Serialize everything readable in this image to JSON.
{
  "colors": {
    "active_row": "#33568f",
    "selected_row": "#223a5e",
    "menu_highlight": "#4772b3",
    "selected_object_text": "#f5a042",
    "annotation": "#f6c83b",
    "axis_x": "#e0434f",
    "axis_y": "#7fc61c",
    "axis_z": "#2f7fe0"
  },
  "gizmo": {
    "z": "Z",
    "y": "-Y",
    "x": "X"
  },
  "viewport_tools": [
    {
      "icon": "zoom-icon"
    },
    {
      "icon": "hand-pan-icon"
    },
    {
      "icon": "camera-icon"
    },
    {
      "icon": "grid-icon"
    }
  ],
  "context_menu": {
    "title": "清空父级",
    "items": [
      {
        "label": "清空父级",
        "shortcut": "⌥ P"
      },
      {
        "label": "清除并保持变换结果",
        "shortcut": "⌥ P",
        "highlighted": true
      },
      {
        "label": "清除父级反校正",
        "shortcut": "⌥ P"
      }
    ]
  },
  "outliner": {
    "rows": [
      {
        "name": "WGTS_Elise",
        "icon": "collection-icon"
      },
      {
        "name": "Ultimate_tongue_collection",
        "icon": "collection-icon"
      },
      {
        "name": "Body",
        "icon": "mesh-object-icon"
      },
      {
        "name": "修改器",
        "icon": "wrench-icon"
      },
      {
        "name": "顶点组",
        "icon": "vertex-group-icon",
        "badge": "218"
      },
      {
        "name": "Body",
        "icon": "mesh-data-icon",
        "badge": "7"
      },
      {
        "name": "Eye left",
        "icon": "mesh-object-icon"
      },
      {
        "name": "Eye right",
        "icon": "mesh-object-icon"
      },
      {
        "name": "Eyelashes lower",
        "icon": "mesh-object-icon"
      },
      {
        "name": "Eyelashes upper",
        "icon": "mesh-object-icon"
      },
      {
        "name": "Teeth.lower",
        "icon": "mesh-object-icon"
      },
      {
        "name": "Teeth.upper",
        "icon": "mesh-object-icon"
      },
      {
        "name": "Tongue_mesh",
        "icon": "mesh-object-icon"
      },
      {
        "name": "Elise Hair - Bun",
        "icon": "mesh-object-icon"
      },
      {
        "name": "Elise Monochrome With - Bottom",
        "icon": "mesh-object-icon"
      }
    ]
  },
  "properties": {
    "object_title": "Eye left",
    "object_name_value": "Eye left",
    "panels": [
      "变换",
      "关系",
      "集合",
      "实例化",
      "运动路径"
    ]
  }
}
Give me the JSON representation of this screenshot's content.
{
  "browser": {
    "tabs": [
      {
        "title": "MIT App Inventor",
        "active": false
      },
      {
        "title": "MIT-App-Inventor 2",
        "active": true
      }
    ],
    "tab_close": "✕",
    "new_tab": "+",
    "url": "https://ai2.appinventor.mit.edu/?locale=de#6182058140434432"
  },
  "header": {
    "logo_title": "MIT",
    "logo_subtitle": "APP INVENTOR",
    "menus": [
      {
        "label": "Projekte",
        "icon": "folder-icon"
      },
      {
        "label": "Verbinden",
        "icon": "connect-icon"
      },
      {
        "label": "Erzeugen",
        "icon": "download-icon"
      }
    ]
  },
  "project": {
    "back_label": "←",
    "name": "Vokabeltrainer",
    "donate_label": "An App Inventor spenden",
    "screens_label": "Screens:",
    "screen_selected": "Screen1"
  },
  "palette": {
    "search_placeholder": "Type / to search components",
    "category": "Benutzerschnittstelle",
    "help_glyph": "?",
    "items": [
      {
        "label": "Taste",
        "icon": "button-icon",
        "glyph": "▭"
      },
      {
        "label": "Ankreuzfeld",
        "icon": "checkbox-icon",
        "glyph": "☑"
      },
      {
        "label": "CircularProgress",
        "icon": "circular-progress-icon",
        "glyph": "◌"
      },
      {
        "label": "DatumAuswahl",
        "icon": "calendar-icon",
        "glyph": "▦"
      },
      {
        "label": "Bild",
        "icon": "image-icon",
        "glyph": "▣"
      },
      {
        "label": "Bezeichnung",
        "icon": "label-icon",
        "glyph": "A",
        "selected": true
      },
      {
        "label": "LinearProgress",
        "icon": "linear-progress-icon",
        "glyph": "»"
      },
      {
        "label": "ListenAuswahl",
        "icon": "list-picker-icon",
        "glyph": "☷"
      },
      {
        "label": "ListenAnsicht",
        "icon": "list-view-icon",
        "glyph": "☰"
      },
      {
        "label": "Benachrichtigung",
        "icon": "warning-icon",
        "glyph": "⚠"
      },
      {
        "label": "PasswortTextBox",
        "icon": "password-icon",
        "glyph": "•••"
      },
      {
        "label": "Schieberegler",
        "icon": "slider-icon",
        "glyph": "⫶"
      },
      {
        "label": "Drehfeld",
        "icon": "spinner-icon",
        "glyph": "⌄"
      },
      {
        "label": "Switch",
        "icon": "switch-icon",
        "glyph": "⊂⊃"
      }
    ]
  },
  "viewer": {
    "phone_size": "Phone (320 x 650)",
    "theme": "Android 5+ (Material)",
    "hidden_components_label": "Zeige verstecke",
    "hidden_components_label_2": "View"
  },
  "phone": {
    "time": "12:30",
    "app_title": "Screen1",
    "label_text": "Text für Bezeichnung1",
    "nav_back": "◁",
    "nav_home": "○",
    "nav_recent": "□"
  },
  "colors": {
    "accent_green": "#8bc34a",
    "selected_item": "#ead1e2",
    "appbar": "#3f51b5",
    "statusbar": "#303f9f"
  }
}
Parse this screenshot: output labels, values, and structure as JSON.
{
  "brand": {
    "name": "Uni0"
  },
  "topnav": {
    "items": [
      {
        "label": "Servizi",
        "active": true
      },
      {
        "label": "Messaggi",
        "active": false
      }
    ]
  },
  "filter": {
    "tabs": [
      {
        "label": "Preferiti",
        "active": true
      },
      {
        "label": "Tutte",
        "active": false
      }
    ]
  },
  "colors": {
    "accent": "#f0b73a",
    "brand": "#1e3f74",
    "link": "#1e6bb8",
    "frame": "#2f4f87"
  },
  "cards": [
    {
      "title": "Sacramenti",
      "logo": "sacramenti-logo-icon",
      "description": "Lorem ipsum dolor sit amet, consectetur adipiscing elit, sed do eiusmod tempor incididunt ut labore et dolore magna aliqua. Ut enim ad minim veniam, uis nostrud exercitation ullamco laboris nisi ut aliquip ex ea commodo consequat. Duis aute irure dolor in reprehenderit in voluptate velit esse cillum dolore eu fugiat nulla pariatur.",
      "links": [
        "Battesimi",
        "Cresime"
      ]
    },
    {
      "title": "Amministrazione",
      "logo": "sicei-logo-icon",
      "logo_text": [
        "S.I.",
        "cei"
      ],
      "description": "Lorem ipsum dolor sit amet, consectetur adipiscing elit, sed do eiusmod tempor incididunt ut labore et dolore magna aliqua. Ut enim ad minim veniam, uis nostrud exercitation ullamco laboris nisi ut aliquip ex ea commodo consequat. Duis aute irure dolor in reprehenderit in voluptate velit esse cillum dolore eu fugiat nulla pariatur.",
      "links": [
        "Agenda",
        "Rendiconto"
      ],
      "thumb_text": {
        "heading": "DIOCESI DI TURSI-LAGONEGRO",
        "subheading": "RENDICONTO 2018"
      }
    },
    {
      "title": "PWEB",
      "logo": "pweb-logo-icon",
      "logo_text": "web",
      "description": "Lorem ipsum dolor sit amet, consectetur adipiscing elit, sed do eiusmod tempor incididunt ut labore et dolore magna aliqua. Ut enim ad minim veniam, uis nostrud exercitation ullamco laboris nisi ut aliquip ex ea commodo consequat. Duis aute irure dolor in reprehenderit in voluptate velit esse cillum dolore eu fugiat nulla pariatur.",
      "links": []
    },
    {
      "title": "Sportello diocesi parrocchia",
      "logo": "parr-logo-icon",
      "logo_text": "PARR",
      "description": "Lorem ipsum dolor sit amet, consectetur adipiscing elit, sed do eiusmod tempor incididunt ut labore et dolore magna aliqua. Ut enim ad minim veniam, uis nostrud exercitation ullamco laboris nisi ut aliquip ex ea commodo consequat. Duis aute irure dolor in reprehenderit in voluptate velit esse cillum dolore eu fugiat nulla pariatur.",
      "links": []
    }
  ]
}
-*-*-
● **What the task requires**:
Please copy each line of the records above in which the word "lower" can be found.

● **Answer space**:
        "name": "Eyelashes lower",
        "name": "Teeth.lower",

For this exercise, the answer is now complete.